Just like ordering a slice of pie at your favorite local bakery is only a part of the pie-eating experience, the challenges and goals that emerge out of one’s purpose must be acted upon with intent in order to have a life that could itself be summarized as one big optimal experience. It is the completion of these challenges and goals that provide feedback about where one stands in regards with one’s ultimate goal, or purpose. As everyday life starts to include more and more of Flow activities as goals are in parallel with one’s desires and attention is appropriately channeled into established priorities, things start to “fall into place” and life starts to become more “meaningful”. Although the question surrounding the meaning of the word ‘meaning’ is a tricky one, colloquial language reveals to us that things are ‘meaningful’ when they make ‘sense’, things make ‘sense’ when they are cohesive and coherent, with coherence heavily dependent upon ordering of information. Thus, one of the purpose of a ‘purpose’ is to orient the flow of information of everyday life into an ordered structure, lending a sense of ‘sense’ and significance to our everyday experiences.
Sometimes, it may feel like we have been carrying out roles in the world that we feel that we ought to do, because it is what others are doing, or it is the safer route to survive in contemporary times. However, if this role starts to feel inauthentic, it may be helpful to remind ourselves that it is also within our reach to create the role that we want to play for ourselves. This allows us to write our own scripts for our actions in day-to-day life in tandem with the awareness of our choices, with each action that is carried out being subjectively significant. We choose. We create. We Flow. The question is, what came first, the creator or the creation?
What you have to do!
Keeping up with the ritual of our weekly journal entries, this week we ask you to probe deeper into why you chose your chosen activity to serve as a training ground for this challenge course. What made you narrow it down to this specific activity? What was the motivation behind it? Do you have a personal history with this activity? Additionally, we ask you to find out more about your chosen activity as in-depth as can be. How did this activity come into being? What purpose does it serve? When and where did it originate from? Does it have a larger community associated with it? Who are the role models and icons related to this field? How does engaging in this activity make you feel? How could you create a similar experience for others around you? With the number of possible questions surpassing the number of possible frozen yogurt flavors, the simplest path would be to tackle the ‘Why?’ of it all one goal at a time.
Awareness Game of the Week
This week’s Awareness Game is called The Passenger (O’Connor, 2016). Think about this, what if instead of being the driver of your experience, you’re in the passenger seat simply riding the experience with someone else driving (with someone else ranging from a supreme god to a mysterious ‘nothing’).
Now imagine yourself to be riding around looking out at the world through the windows of your eyes. Imagine that all your sensations are the terrain that you’re being driven over and whatever you pass over is completely okay, as you’re just riding. Now imagine that all your thoughts and emotions are part of the terrain as well.

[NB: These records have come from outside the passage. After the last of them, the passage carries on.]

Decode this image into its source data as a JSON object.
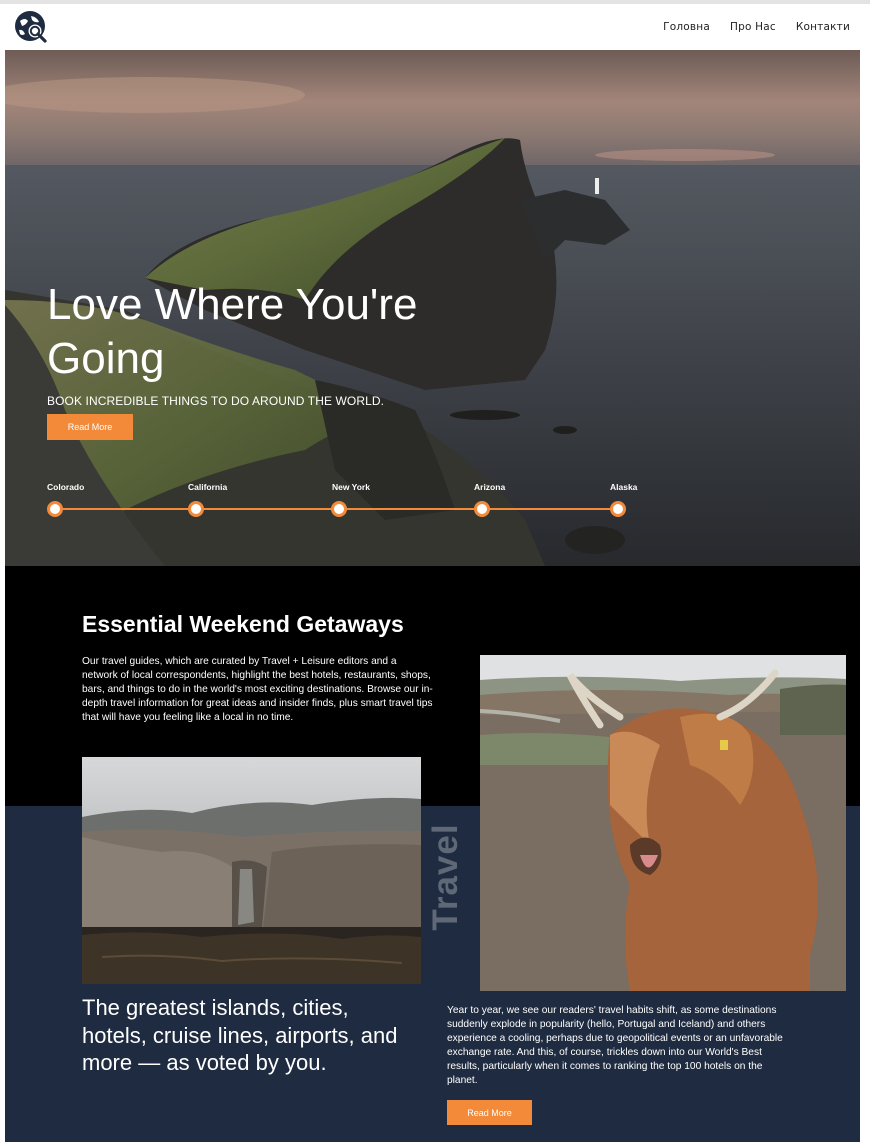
{
  "nav": {
    "items": [
      "Головна",
      "Про Нас",
      "Контакти"
    ],
    "logo_icon": "travel-search-icon"
  },
  "hero": {
    "title": "Love Where You're Going",
    "subtitle": "BOOK INCREDIBLE THINGS TO DO AROUND THE WORLD.",
    "button": "Read More",
    "timeline": [
      "Colorado",
      "California",
      "New York",
      "Arizona",
      "Alaska"
    ]
  },
  "section": {
    "title": "Essential Weekend Getaways",
    "text": "Our travel guides, which are curated by Travel + Leisure editors and a network of local correspondents, highlight the best hotels, restaurants, shops, bars, and things to do in the world's most exciting destinations. Browse our in-depth travel information for great ideas and insider finds, plus smart travel tips that will have you feeling like a local in no time.",
    "vertical_label": "Travel",
    "quote": "The greatest islands, cities, hotels, cruise lines, airports, and more — as voted by you.",
    "body": "Year to year, we see our readers' travel habits shift, as some destinations suddenly explode in popularity (hello, Portugal and Iceland) and others experience a cooling, perhaps due to geopolitical events or an unfavorable exchange rate. And this, of course, trickles down into our World's Best results, particularly when it comes to ranking the top 100 hotels on the planet.",
    "button": "Read More"
  },
  "colors": {
    "accent": "#f28a3a",
    "dark": "#000000",
    "navy": "#1f2b40"
  }
}
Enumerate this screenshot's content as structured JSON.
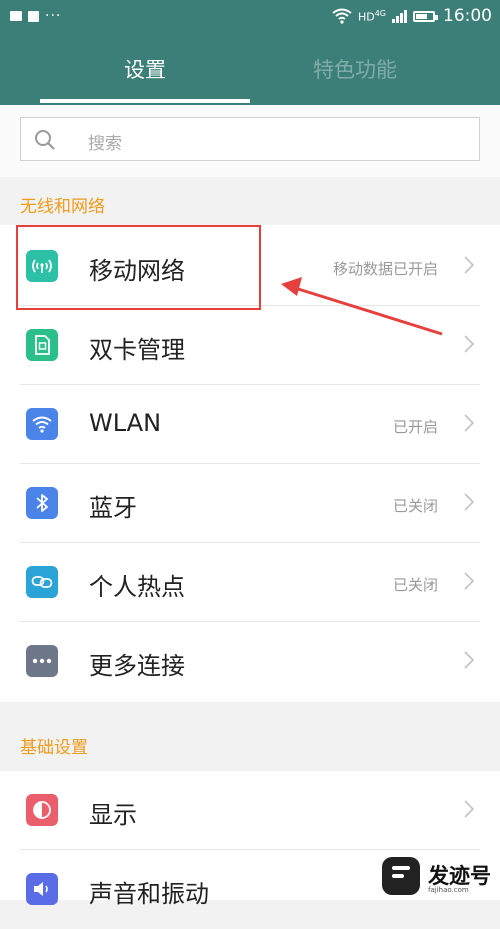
{
  "status_bar": {
    "network": "HD",
    "network_gen": "4G",
    "time": "16:00",
    "battery_level": 0.7
  },
  "tabs": [
    {
      "label": "设置",
      "active": true
    },
    {
      "label": "特色功能",
      "active": false
    }
  ],
  "search": {
    "placeholder": "搜索"
  },
  "sections": [
    {
      "title": "无线和网络",
      "items": [
        {
          "label": "移动网络",
          "status": "移动数据已开启",
          "icon": "cellular-signal-icon",
          "color": "#2cc0a7"
        },
        {
          "label": "双卡管理",
          "status": "",
          "icon": "sim-card-icon",
          "color": "#2bbf89"
        },
        {
          "label": "WLAN",
          "status": "已开启",
          "icon": "wifi-icon",
          "color": "#4a84e8"
        },
        {
          "label": "蓝牙",
          "status": "已关闭",
          "icon": "bluetooth-icon",
          "color": "#4a84e8"
        },
        {
          "label": "个人热点",
          "status": "已关闭",
          "icon": "hotspot-link-icon",
          "color": "#2aa3d6"
        },
        {
          "label": "更多连接",
          "status": "",
          "icon": "more-dots-icon",
          "color": "#6e7689"
        }
      ]
    },
    {
      "title": "基础设置",
      "items": [
        {
          "label": "显示",
          "status": "",
          "icon": "display-icon",
          "color": "#ea5f6b"
        },
        {
          "label": "声音和振动",
          "status": "",
          "icon": "sound-icon",
          "color": "#5b6de6"
        }
      ]
    }
  ],
  "watermark": {
    "text": "发迹号",
    "sub": "fajihao.com"
  },
  "colors": {
    "header": "#3c7f78",
    "section_title": "#ef9b1c",
    "highlight": "#e5403d"
  }
}
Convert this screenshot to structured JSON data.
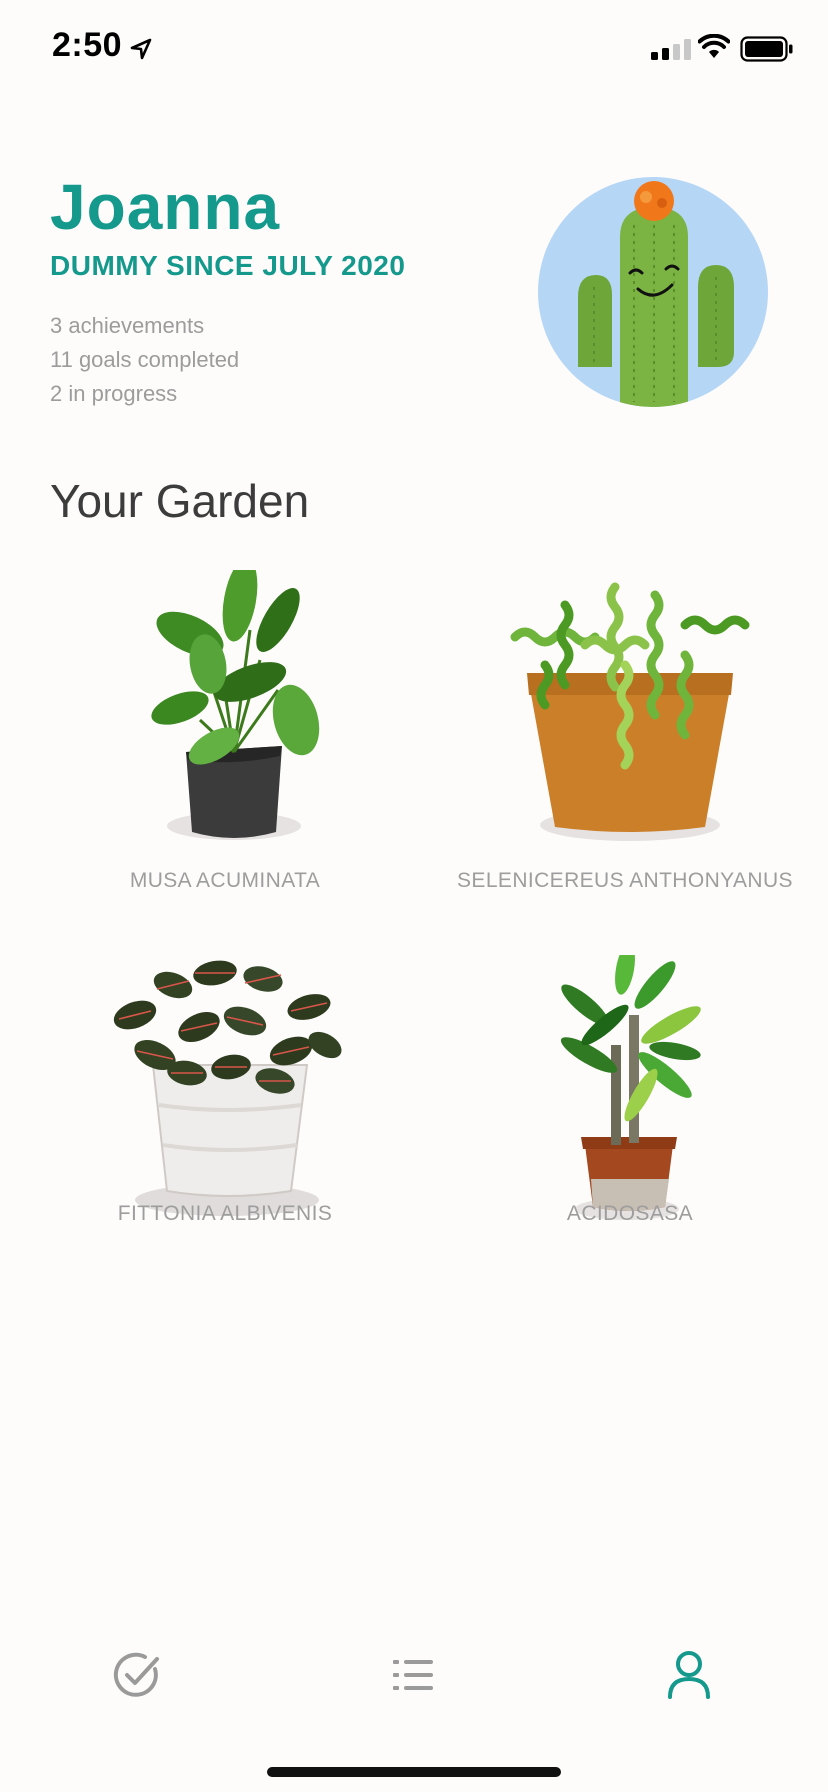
{
  "status_bar": {
    "time": "2:50",
    "icons": [
      "location-arrow-icon",
      "cellular-signal-icon",
      "wifi-icon",
      "battery-icon"
    ]
  },
  "profile": {
    "name": "Joanna",
    "since": "DUMMY SINCE JULY 2020",
    "stats": [
      "3 achievements",
      "11 goals completed",
      "2 in progress"
    ],
    "avatar_icon": "cactus-avatar-icon"
  },
  "garden": {
    "title": "Your Garden",
    "plants": [
      {
        "name": "MUSA ACUMINATA",
        "icon": "banana-plant-black-pot-icon"
      },
      {
        "name": "SELENICEREUS ANTHONYANUS",
        "icon": "curly-fern-terracotta-pot-icon"
      },
      {
        "name": "FITTONIA ALBIVENIS",
        "icon": "fittonia-white-pot-icon"
      },
      {
        "name": "ACIDOSASA",
        "icon": "dracaena-small-pot-icon"
      }
    ]
  },
  "tab_bar": {
    "tabs": [
      {
        "icon": "check-circle-icon",
        "active": false
      },
      {
        "icon": "list-icon",
        "active": false
      },
      {
        "icon": "profile-icon",
        "active": true
      }
    ],
    "active_color": "#14998c",
    "inactive_color": "#9a9a9a"
  },
  "colors": {
    "accent": "#14998c",
    "muted_text": "#9c9c9c",
    "title_text": "#3c3c3c"
  }
}
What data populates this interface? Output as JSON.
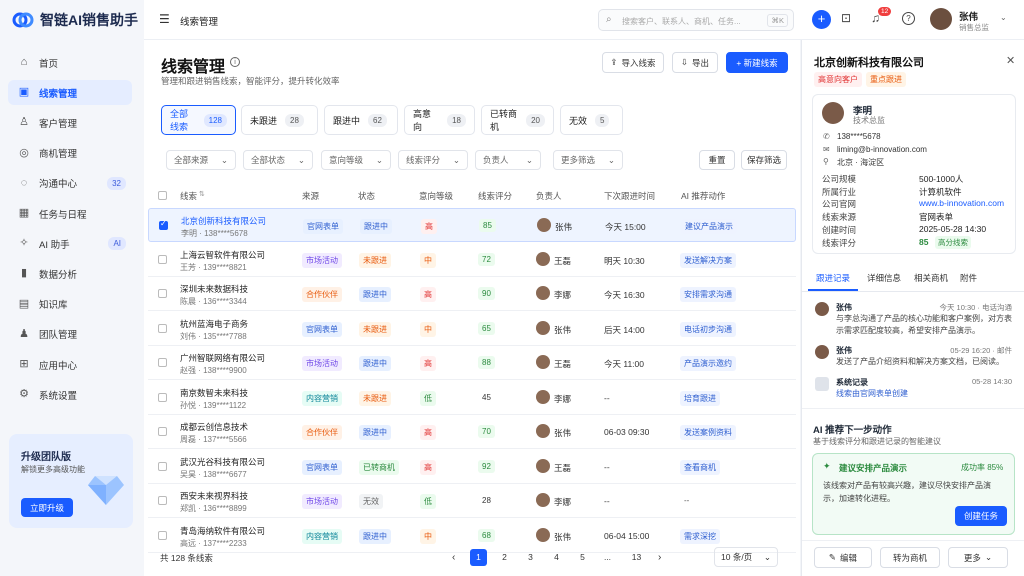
{
  "app": {
    "name": "智链AI销售助手"
  },
  "sidebar": {
    "items": [
      {
        "label": "首页",
        "icon": "home-icon",
        "glyph": "⌂"
      },
      {
        "label": "线索管理",
        "icon": "leads-icon",
        "glyph": "▣",
        "active": true
      },
      {
        "label": "客户管理",
        "icon": "customer-icon",
        "glyph": "♙"
      },
      {
        "label": "商机管理",
        "icon": "opportunity-icon",
        "glyph": "◎"
      },
      {
        "label": "沟通中心",
        "icon": "chat-icon",
        "glyph": "◌",
        "badge": "32"
      },
      {
        "label": "任务与日程",
        "icon": "calendar-icon",
        "glyph": "▦"
      },
      {
        "label": "AI 助手",
        "icon": "ai-icon",
        "glyph": "✧",
        "badge": "AI"
      },
      {
        "label": "数据分析",
        "icon": "analytics-icon",
        "glyph": "▮"
      },
      {
        "label": "知识库",
        "icon": "book-icon",
        "glyph": "▤"
      },
      {
        "label": "团队管理",
        "icon": "team-icon",
        "glyph": "♟"
      },
      {
        "label": "应用中心",
        "icon": "apps-icon",
        "glyph": "⊞"
      },
      {
        "label": "系统设置",
        "icon": "settings-icon",
        "glyph": "⚙"
      }
    ],
    "upgrade": {
      "title": "升级团队版",
      "desc": "解锁更多高级功能",
      "button": "立即升级"
    }
  },
  "topbar": {
    "section": "线索管理",
    "search_placeholder": "搜索客户、联系人、商机、任务...",
    "shortcut": "⌘K",
    "notif_count": "12",
    "user_name": "张伟",
    "user_role": "销售总监"
  },
  "page": {
    "title": "线索管理",
    "subtitle": "管理和跟进销售线索，智能评分，提升转化效率",
    "import_label": "导入线索",
    "export_label": "导出",
    "new_label": "+ 新建线索"
  },
  "tabs": [
    {
      "label": "全部线索",
      "count": "128",
      "active": true
    },
    {
      "label": "未跟进",
      "count": "28"
    },
    {
      "label": "跟进中",
      "count": "62"
    },
    {
      "label": "高意向",
      "count": "18"
    },
    {
      "label": "已转商机",
      "count": "20"
    },
    {
      "label": "无效",
      "count": "5"
    }
  ],
  "filters": [
    "全部来源",
    "全部状态",
    "意向等级",
    "线索评分",
    "负责人",
    "更多筛选"
  ],
  "filter_actions": {
    "reset": "重置",
    "save": "保存筛选"
  },
  "columns": [
    "线索",
    "来源",
    "状态",
    "意向等级",
    "线索评分",
    "负责人",
    "下次跟进时间",
    "AI 推荐动作"
  ],
  "rows": [
    {
      "company": "北京创新科技有限公司",
      "contact": "李明 · 138****5678",
      "source": "官网表单",
      "status": "跟进中",
      "intent": "高",
      "score": "85",
      "owner": "张伟",
      "next": "今天 15:00",
      "ai": "建议产品演示",
      "selected": true
    },
    {
      "company": "上海云智软件有限公司",
      "contact": "王芳 · 139****8821",
      "source": "市场活动",
      "status": "未跟进",
      "intent": "中",
      "score": "72",
      "owner": "王磊",
      "next": "明天 10:30",
      "ai": "发送解决方案"
    },
    {
      "company": "深圳未来数据科技",
      "contact": "陈晨 · 136****3344",
      "source": "合作伙伴",
      "status": "跟进中",
      "intent": "高",
      "score": "90",
      "owner": "李娜",
      "next": "今天 16:30",
      "ai": "安排需求沟通"
    },
    {
      "company": "杭州蓝海电子商务",
      "contact": "刘伟 · 135****7788",
      "source": "官网表单",
      "status": "未跟进",
      "intent": "中",
      "score": "65",
      "owner": "张伟",
      "next": "后天 14:00",
      "ai": "电话初步沟通"
    },
    {
      "company": "广州智联网络有限公司",
      "contact": "赵强 · 138****9900",
      "source": "市场活动",
      "status": "跟进中",
      "intent": "高",
      "score": "88",
      "owner": "王磊",
      "next": "今天 11:00",
      "ai": "产品演示邀约"
    },
    {
      "company": "南京数智未来科技",
      "contact": "孙悦 · 139****1122",
      "source": "内容营销",
      "status": "未跟进",
      "intent": "低",
      "score": "45",
      "owner": "李娜",
      "next": "--",
      "ai": "培育跟进"
    },
    {
      "company": "成都云创信息技术",
      "contact": "周磊 · 137****5566",
      "source": "合作伙伴",
      "status": "跟进中",
      "intent": "高",
      "score": "70",
      "owner": "张伟",
      "next": "06-03 09:30",
      "ai": "发送案例资料"
    },
    {
      "company": "武汉光谷科技有限公司",
      "contact": "吴昊 · 138****6677",
      "source": "官网表单",
      "status": "已转商机",
      "intent": "高",
      "score": "92",
      "owner": "王磊",
      "next": "--",
      "ai": "查看商机"
    },
    {
      "company": "西安未来视界科技",
      "contact": "郑凯 · 136****8899",
      "source": "市场活动",
      "status": "无效",
      "intent": "低",
      "score": "28",
      "owner": "李娜",
      "next": "--",
      "ai": "--"
    },
    {
      "company": "青岛海纳软件有限公司",
      "contact": "高远 · 137****2233",
      "source": "内容营销",
      "status": "跟进中",
      "intent": "中",
      "score": "68",
      "owner": "张伟",
      "next": "06-04 15:00",
      "ai": "需求深挖"
    }
  ],
  "pagination": {
    "total": "共 128 条线索",
    "pages": [
      "1",
      "2",
      "3",
      "4",
      "5",
      "...",
      "13"
    ],
    "per_page": "10 条/页"
  },
  "detail": {
    "company": "北京创新科技有限公司",
    "tags": [
      "高意向客户",
      "重点跟进"
    ],
    "contact_name": "李明",
    "contact_title": "技术总监",
    "phone": "138****5678",
    "email": "liming@b-innovation.com",
    "location": "北京 · 海淀区",
    "fields": [
      {
        "k": "公司规模",
        "v": "500-1000人"
      },
      {
        "k": "所属行业",
        "v": "计算机软件"
      },
      {
        "k": "公司官网",
        "v": "www.b-innovation.com",
        "link": true
      },
      {
        "k": "线索来源",
        "v": "官网表单"
      },
      {
        "k": "创建时间",
        "v": "2025-05-28 14:30"
      },
      {
        "k": "线索评分",
        "v": "85",
        "extra": "高分线索"
      }
    ],
    "tabs": [
      "跟进记录",
      "详细信息",
      "相关商机",
      "附件"
    ],
    "records": [
      {
        "who": "张伟",
        "time": "今天 10:30 · 电话沟通",
        "text": "与李总沟通了产品的核心功能和客户案例，对方表示需求匹配度较高，希望安排产品演示。"
      },
      {
        "who": "张伟",
        "time": "05-29 16:20 · 邮件",
        "text": "发送了产品介绍资料和解决方案文档，已阅读。"
      },
      {
        "who": "系统记录",
        "time": "05-28 14:30",
        "text": "线索由官网表单创建"
      }
    ],
    "ai_title": "AI 推荐下一步动作",
    "ai_sub": "基于线索评分和跟进记录的智能建议",
    "ai_card_title": "建议安排产品演示",
    "ai_rate": "成功率 85%",
    "ai_card_text": "该线索对产品有较高兴趣，建议尽快安排产品演示，加速转化进程。",
    "ai_button": "创建任务",
    "actions": [
      "编辑",
      "转为商机",
      "更多"
    ]
  },
  "colors": {
    "accent": "#1a5cff"
  }
}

How does this make you feel?
Keywords: meaning, purpose, intent, intention, goals, challenges, skill, order, consciousness, significance
Ajit Mann is a Master’s Candidate in Positive Developmental Psychology and Evaluation at Claremont Graduate University.
Csikszentmihalyi, M. (1990). Flow: The Psychology of Optimal Experience. New York, NY: Harper and Row.
O’Connor, B. T. (2016). Awareness Games: Playing with Your Mind to Create Joy. Slippery Mind.